New Motor Vehicle Bd. v. Orrin W. Fox Co. - 439 U.S. 96 (1978)
U.S. Supreme Court
New Motor Vehicle Bd. v. Orrin W. Fox Co., 439 U.S. 96 (1978)
New Motor Vehicle Board of California v. Orrin W. Fox Co.
Argued October 3-4, 1978
Decided December 5, 1978*
439 U.S. 96
The California Automobile Franchise Act (Act) requires an automobile manufacturer to obtain approval of the California New Motor Vehicle Board (Board) before opening or relocating a retail dealership within the market area of an existing franchisee if the latter protests, and the Act also directs the Board to notify the manufacturer of such requirement upon the existing franchisee's filing of a protest. The Board is not required to hold a hearing on the merits of the protest before sending the notice to the manufacturer. Appellee manufacturer and proposed new and relocated franchisees, after being notified pursuant to the Act of protests from existing franchisees and before any hearings were held, brought suit challenging the constitutionality of the statutory scheme on due process grounds. A three-judge District Court held that the absence of a prior hearing requirement denied manufacturers and their proposed franchisees the procedural due process mandated by the Fourteenth Amendment.
1. The statutory scheme does not violate due process. Pp. 439 U. S. 104-108.
(a) The Act does not have the effect of affording a protesting dealership a summary administrative adjudication in the form of a notice tantamount to a temporary injunction restraining the manufacturer's exercise of its right to franchise at will. The Board's notice has none of the attributes of an injunction, but serves only to inform the manufacturer of the statutory scheme and of the status, pending the Board's determination, of its franchise permit application. Pp. 439 U. S. 104-105.
(b) Nor can the Board's notice be characterized as an administrative order, since it did not involve any exercise of discretion, did not find or assume any adjudicative facts, and did not terminate or suspend any right or interest that the manufacturer was then enjoying. Fuentes v. Shevin, 407 U. S. 67; Bell v. Burson, 402 U. S. 535, distinguished. P. 439 U. S. 105.

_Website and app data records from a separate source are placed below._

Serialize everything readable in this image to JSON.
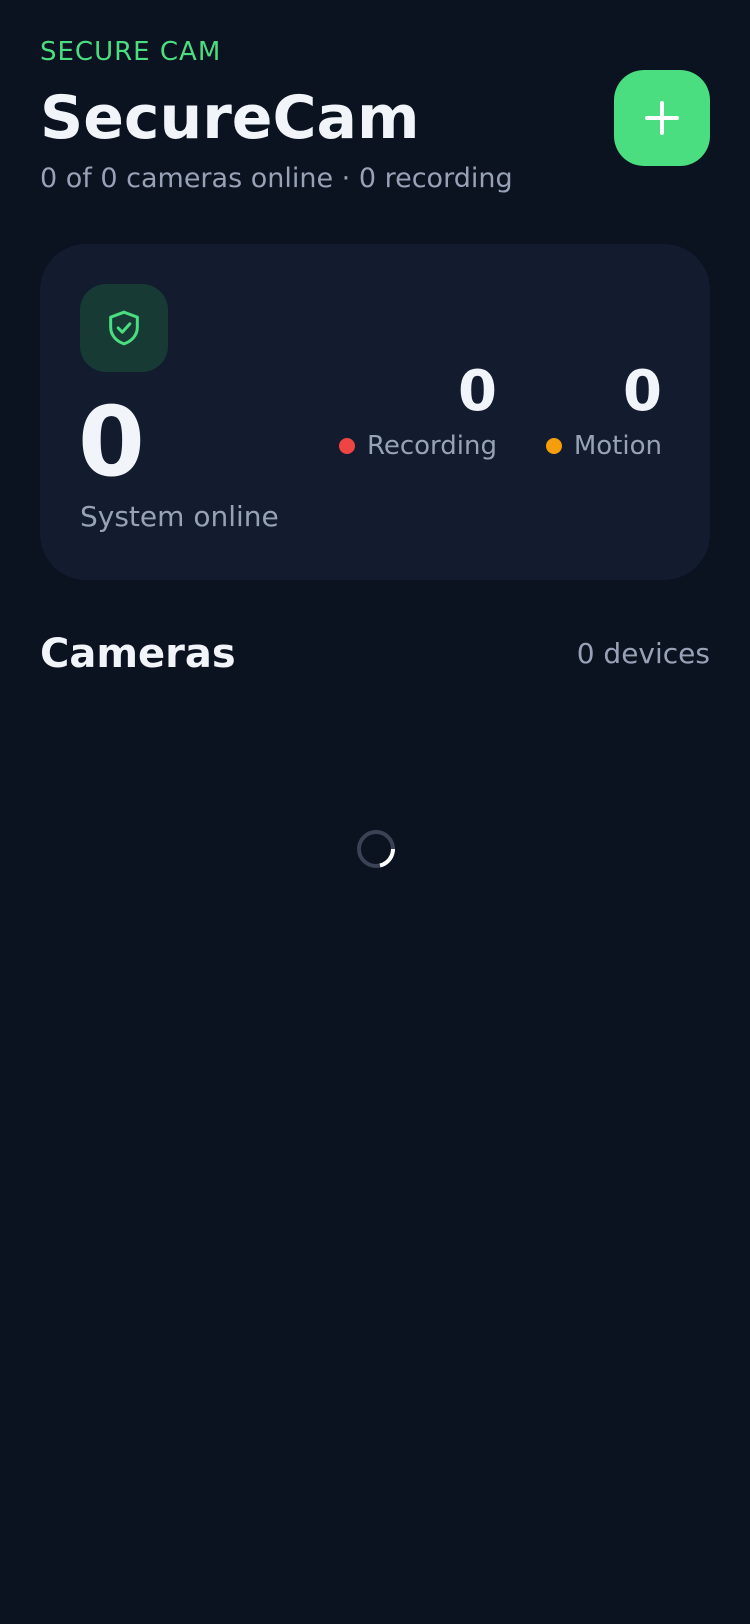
{
  "header": {
    "eyebrow": "SECURE CAM",
    "title": "SecureCam",
    "subtitle": "0 of 0 cameras online · 0 recording",
    "add_icon": "plus-icon"
  },
  "status_card": {
    "icon": "shield-check-icon",
    "online_count": "0",
    "online_label": "System online",
    "recording": {
      "value": "0",
      "label": "Recording",
      "color": "#ef4444"
    },
    "motion": {
      "value": "0",
      "label": "Motion",
      "color": "#f59e0b"
    }
  },
  "cameras": {
    "title": "Cameras",
    "count_label": "0 devices",
    "loading_icon": "loading-spinner-icon"
  },
  "colors": {
    "accent": "#4ade80",
    "background": "#0b1220",
    "card": "#121c2e"
  }
}
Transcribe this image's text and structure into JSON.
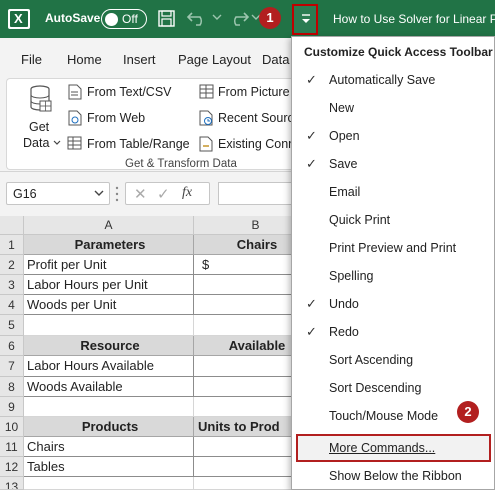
{
  "titlebar": {
    "autosave_label": "AutoSave",
    "autosave_state": "Off",
    "doc_title": "How to Use Solver for Linear Pr",
    "badge_1": "1",
    "bg_color": "#217346"
  },
  "ribbon": {
    "tabs": [
      "File",
      "Home",
      "Insert",
      "Page Layout",
      "Data"
    ],
    "get_data": "Get Data",
    "get_data_line1": "Get",
    "get_data_line2": "Data",
    "from_text_csv": "From Text/CSV",
    "from_web": "From Web",
    "from_table_range": "From Table/Range",
    "from_picture": "From Picture",
    "recent_sources": "Recent Source",
    "existing_connections": "Existing Conn",
    "group_label": "Get & Transform Data"
  },
  "formula_bar": {
    "name_box": "G16",
    "fx": "fx",
    "cancel_glyph": "✕",
    "enter_glyph": "✓",
    "menu_glyph": "⋮"
  },
  "grid": {
    "columns": [
      "A",
      "B"
    ],
    "rows": [
      "1",
      "2",
      "3",
      "4",
      "5",
      "6",
      "7",
      "8",
      "9",
      "10",
      "11",
      "12",
      "13"
    ],
    "a1": "Parameters",
    "b1": "Chairs",
    "a2": "Profit per Unit",
    "b2": "$",
    "a3": "Labor Hours per Unit",
    "a4": "Woods per Unit",
    "a6": "Resource",
    "b6": "Available",
    "a7": "Labor Hours Available",
    "a8": "Woods Available",
    "a10": "Products",
    "b10": "Units to Prod",
    "a11": "Chairs",
    "a12": "Tables"
  },
  "qat_menu": {
    "title": "Customize Quick Access Toolbar",
    "items": [
      {
        "label": "Automatically Save",
        "checked": true
      },
      {
        "label": "New",
        "checked": false
      },
      {
        "label": "Open",
        "checked": true
      },
      {
        "label": "Save",
        "checked": true
      },
      {
        "label": "Email",
        "checked": false
      },
      {
        "label": "Quick Print",
        "checked": false
      },
      {
        "label": "Print Preview and Print",
        "checked": false
      },
      {
        "label": "Spelling",
        "checked": false
      },
      {
        "label": "Undo",
        "checked": true
      },
      {
        "label": "Redo",
        "checked": true
      },
      {
        "label": "Sort Ascending",
        "checked": false
      },
      {
        "label": "Sort Descending",
        "checked": false
      },
      {
        "label": "Touch/Mouse Mode",
        "checked": false
      },
      {
        "label": "More Commands...",
        "checked": false
      },
      {
        "label": "Show Below the Ribbon",
        "checked": false
      }
    ],
    "check_glyph": "✓",
    "badge_2": "2",
    "highlight_color": "#b21f1f"
  }
}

(c) Even if the right to franchise constituted an interest protected by due process when the Act was enacted, the California Legislature was still constitutionally empowered to enact a general scheme of business regulation that imposed reasonable restrictions upon the exercise of the right. In particular, the legislature was empowered to subordinate manufacturers' franchise rights to their franchisees' conflicting rights where necessary to prevent unfair or oppressive trade practices, and also to protect franchisees' conflicting rights through customary and reasonable procedural safeguards, i.e., by providing existing dealers with notice and an opportunity to be heard by an impartial tribunal (the Board) before their franchisor is permitted to inflict upon them grievous loss. Such procedural safeguards cannot be said to deprive the franchisor of due process. Pp. 106-108.
(d) Once having enacted a reasonable general scheme of business regulation, California was not required to provide for a prior individualized hearing each time the Act's provisions had the effect of delaying consummation of the business plans of particular individuals. P. 439 U. S. 108.
2. The statutory scheme does not constitute an impermissible delegation of state power to private citizens by requiring the Board to delay franchise establishments and relocations only when protested by existing franchisees who have unfettered discretion whether or not to protest. An otherwise valid regulation is not rendered invalid simply because those whom it is designed to safeguard may elect to forgo its protection. Pp. 439 U. S. 108-109.
3. The Act does not conflict with the Sherman Act. Pp. 439 U. S. 109-111.
(a) The statutory scheme is a system of regulation designed to displace unfettered business freedom in establishing and relocating automobile dealerships, and hence is outside the reach of the antitrust laws under the "state action" exemption. This exemption is not lost simply because the Act accords existing dealers notice and an opportunity to be heard before their franchisor is permitted to locate a dealership likely to subject them to injurious and possible illegal competition. Schwegmann Bros. v. Calvert Distillers Corp., 341 U. S. 384, distinguished. Pp. 439 U. S. 109-110.
(b) To the extent that there is a conflict with the Sherman Act because the Act permits dealers to invoke state power for the purpose of restraining intrabrand competition, such a conflict "cannot itself constitute a sufficient reason for invalidating the . . . statute," for
"if an adverse effect on competition were, in and of itself, enough to render a state statute invalid, the States' power to engage in economic regulation
would be effectively destroyed."
440 F.Supp. 436, reversed.
BRENNAN, J., delivered the opinion of the Court, in which BURGER, C.J., and STEWART, WHITE, MARSHALL, and REHNQUIST, JJ., joined. MARSHALL, J., filed a concurring opinion, post, p. 439 U. S. 111. BLACKMUN, J., filed an opinion concurring in the result, in which POWELL, J., joined, post, p. 439 U. S. 113. STEVENS, J., filed a dissenting opinion, post, p. 439 U. S. 114.